But participating institutions will have more than just Europe’s sovereign issues to tackle.

“Some of the key topics will be global health, employment, setting the infrastructure in Africa … food security is also crucial,” a government official said last month. “Then there is the post-Millennium Development Goals. Discussing measures against food and energy cost prices is also important.”

The annual meetings will also be the de facto debut stage for Japan’s Finance Minister Koriki Jojima as well as World Bank Group President Jim Yong Kim.

The appointment of Jojima to the post on Oct. 1 was greeted with surprise by some, since the veteran lawmaker had never been named to the Cabinet before. While Jojima worked as the ruling Democratic Party of Japan’s Diet affairs chief, how he will fare against a number of global economic leaders remains to be seen.

Jojima was scheduled to meet with the Group of Seven finance ministers and central bank governors on Oct. 10, when his task included explaining Japan’s stance on the excessive appreciation of the yen and how it may be damaging the global economy. He was also expected to exchange opinions with his U.S. counterpart, Timothy Geithner, during the IMF meeting.

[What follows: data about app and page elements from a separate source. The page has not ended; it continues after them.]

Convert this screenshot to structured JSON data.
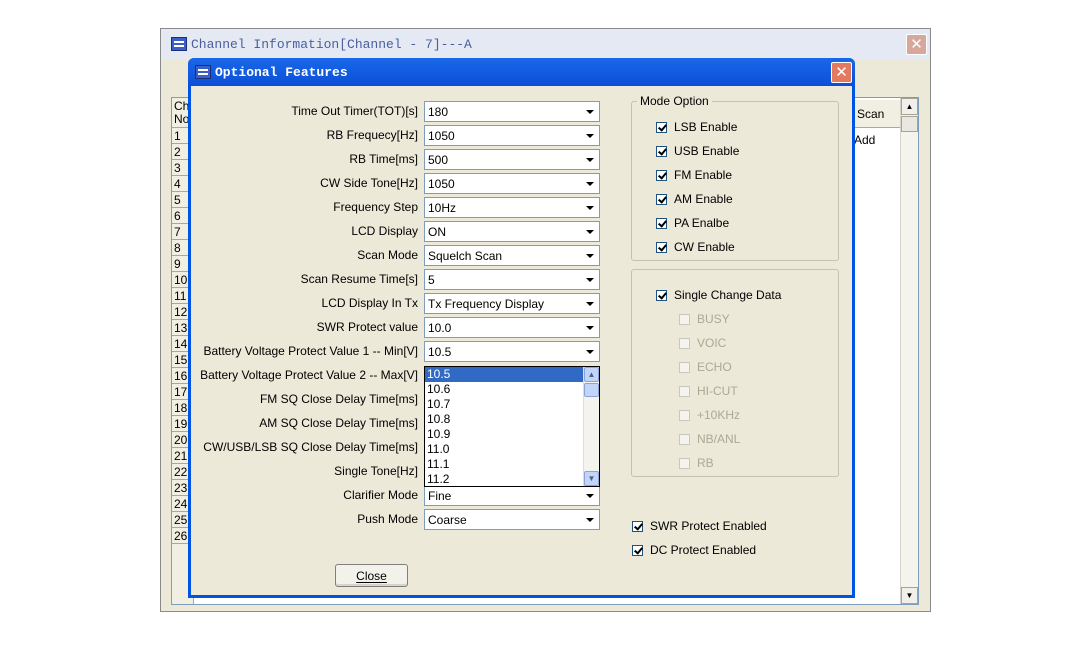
{
  "parent_window": {
    "title": "Channel Information[Channel - 7]---A",
    "column_scan_header": "Scan",
    "scan_first_value": "Add",
    "row_numbers": [
      "Ch\nNo",
      "1",
      "2",
      "3",
      "4",
      "5",
      "6",
      "7",
      "8",
      "9",
      "10",
      "11",
      "12",
      "13",
      "14",
      "15",
      "16",
      "17",
      "18",
      "19",
      "20",
      "21",
      "22",
      "23",
      "24",
      "25",
      "26"
    ]
  },
  "dialog": {
    "title": "Optional Features",
    "close_label": "Close",
    "fields": [
      {
        "label": "Time Out Timer(TOT)[s]",
        "value": "180"
      },
      {
        "label": "RB Frequecy[Hz]",
        "value": "1050"
      },
      {
        "label": "RB Time[ms]",
        "value": "500"
      },
      {
        "label": "CW Side Tone[Hz]",
        "value": "1050"
      },
      {
        "label": "Frequency Step",
        "value": "10Hz"
      },
      {
        "label": "LCD Display",
        "value": "ON"
      },
      {
        "label": "Scan Mode",
        "value": "Squelch Scan"
      },
      {
        "label": "Scan Resume Time[s]",
        "value": "5"
      },
      {
        "label": "LCD Display In Tx",
        "value": "Tx Frequency Display"
      },
      {
        "label": "SWR Protect value",
        "value": "10.0"
      },
      {
        "label": "Battery Voltage Protect Value 1 -- Min[V]",
        "value": "10.5"
      },
      {
        "label": "Battery Voltage Protect Value 2 -- Max[V]",
        "value": ""
      },
      {
        "label": "FM SQ Close Delay Time[ms]",
        "value": ""
      },
      {
        "label": "AM SQ Close Delay Time[ms]",
        "value": ""
      },
      {
        "label": "CW/USB/LSB SQ Close Delay Time[ms]",
        "value": ""
      },
      {
        "label": "Single Tone[Hz]",
        "value": ""
      },
      {
        "label": "Clarifier Mode",
        "value": "Fine"
      },
      {
        "label": "Push Mode",
        "value": "Coarse"
      }
    ],
    "dropdown": {
      "options": [
        "10.5",
        "10.6",
        "10.7",
        "10.8",
        "10.9",
        "11.0",
        "11.1",
        "11.2"
      ],
      "selected": "10.5"
    },
    "mode_option": {
      "legend": "Mode Option",
      "items": [
        {
          "label": "LSB Enable",
          "checked": true
        },
        {
          "label": "USB Enable",
          "checked": true
        },
        {
          "label": "FM Enable",
          "checked": true
        },
        {
          "label": "AM Enable",
          "checked": true
        },
        {
          "label": "PA Enalbe",
          "checked": true
        },
        {
          "label": "CW Enable",
          "checked": true
        }
      ]
    },
    "single_change": {
      "label": "Single Change Data",
      "checked": true,
      "items": [
        {
          "label": "BUSY",
          "checked": false
        },
        {
          "label": "VOIC",
          "checked": false
        },
        {
          "label": "ECHO",
          "checked": false
        },
        {
          "label": "HI-CUT",
          "checked": false
        },
        {
          "label": "+10KHz",
          "checked": false
        },
        {
          "label": "NB/ANL",
          "checked": false
        },
        {
          "label": "RB",
          "checked": false
        }
      ]
    },
    "swr_protect": {
      "label": "SWR Protect Enabled",
      "checked": true
    },
    "dc_protect": {
      "label": "DC Protect Enabled",
      "checked": true
    }
  }
}
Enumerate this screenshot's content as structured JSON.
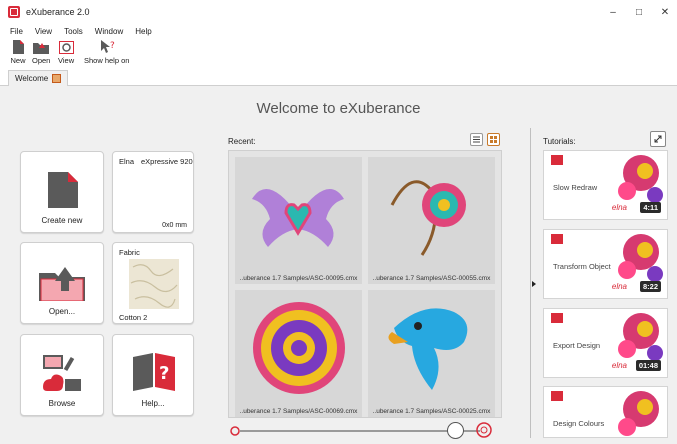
{
  "window": {
    "title": "eXuberance 2.0",
    "minimize": "–",
    "maximize": "□",
    "close": "✕"
  },
  "menu": [
    "File",
    "View",
    "Tools",
    "Window",
    "Help"
  ],
  "toolbar": {
    "new": "New",
    "open": "Open",
    "view": "View",
    "help": "Show help on"
  },
  "tab": {
    "label": "Welcome"
  },
  "welcome": {
    "title": "Welcome to eXuberance"
  },
  "tiles": {
    "create": "Create new",
    "machine_name": "Elna",
    "machine_model": "eXpressive 920",
    "hoop_size": "0x0 mm",
    "open": "Open...",
    "fabric_label": "Fabric",
    "fabric_name": "Cotton 2",
    "browse": "Browse",
    "help": "Help..."
  },
  "recent": {
    "label": "Recent:",
    "items": [
      "..uberance 1.7 Samples/ASC-00095.cmx",
      "..uberance 1.7 Samples/ASC-00055.cmx",
      "..uberance 1.7 Samples/ASC-00069.cmx",
      "..uberance 1.7 Samples/ASC-00025.cmx"
    ]
  },
  "tutorials": {
    "label": "Tutorials:",
    "brand": "elna",
    "items": [
      {
        "title": "Slow Redraw",
        "duration": "4:11"
      },
      {
        "title": "Transform Object",
        "duration": "8:22"
      },
      {
        "title": "Export Design",
        "duration": "01:48"
      },
      {
        "title": "Design Colours",
        "duration": ""
      }
    ]
  },
  "colors": {
    "accent": "#d92b3a",
    "panel": "#e4e4e4",
    "background": "#f0f0f0"
  }
}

World Bank President Kim, who began his five-year term in July, will also face his first annual meetings. The former president of Dartmouth College, who succeeded Robert Zoellick, will have his ability put to the test as the World Bank tries to collaborate with member countries on a variety of topics.

The annual meetings kicked off in Tokyo on Oct. 9 , when Olivier Blanchard, the IMF economic counsellor and director of the research department, released the World Economic Outlook.

Seminars on sovereign risks and financially stability, as well as discussions on sustainable growth were among the events for Oct. 10.

IMF Managing Director Christine Lagarde and the World Bank’s Kim were scheduled to appear for a press briefing on Oct. 11, which was to be followed by seminars on topics including creating jobs, fighting poverty and securing global health.

The annual meetings plenary will take place on Oct. 12, with the International Monetary and Financial Committee (IMFC) meeting and the Development Committee (DC) meeting following Oct. 13.

A two-day dialogue was also scheduled to be held in Sendai on Oct. 9 and 10, where participants were to discuss disaster risk management through lessons learned from the Great East Japan Earthquake. Both Kim and Lagarde were scheduled to visit areas in the city that were devastated by the March 11 quake and tsunami.

“With growing uncertainty facing the global economy, cooperation and partnership among the countries has never been more important,” Hiroshi Naka, secretary general of the Japan Secretariat for the 2012 Annual Meetings of the IMF and the World Bank Group, said in a statement.

“We want to strengthen the bonds between the countries and forge the global resolve to sweep away the uncertainty surrounding the global economy,” he said, expressing his hopes for the meetings.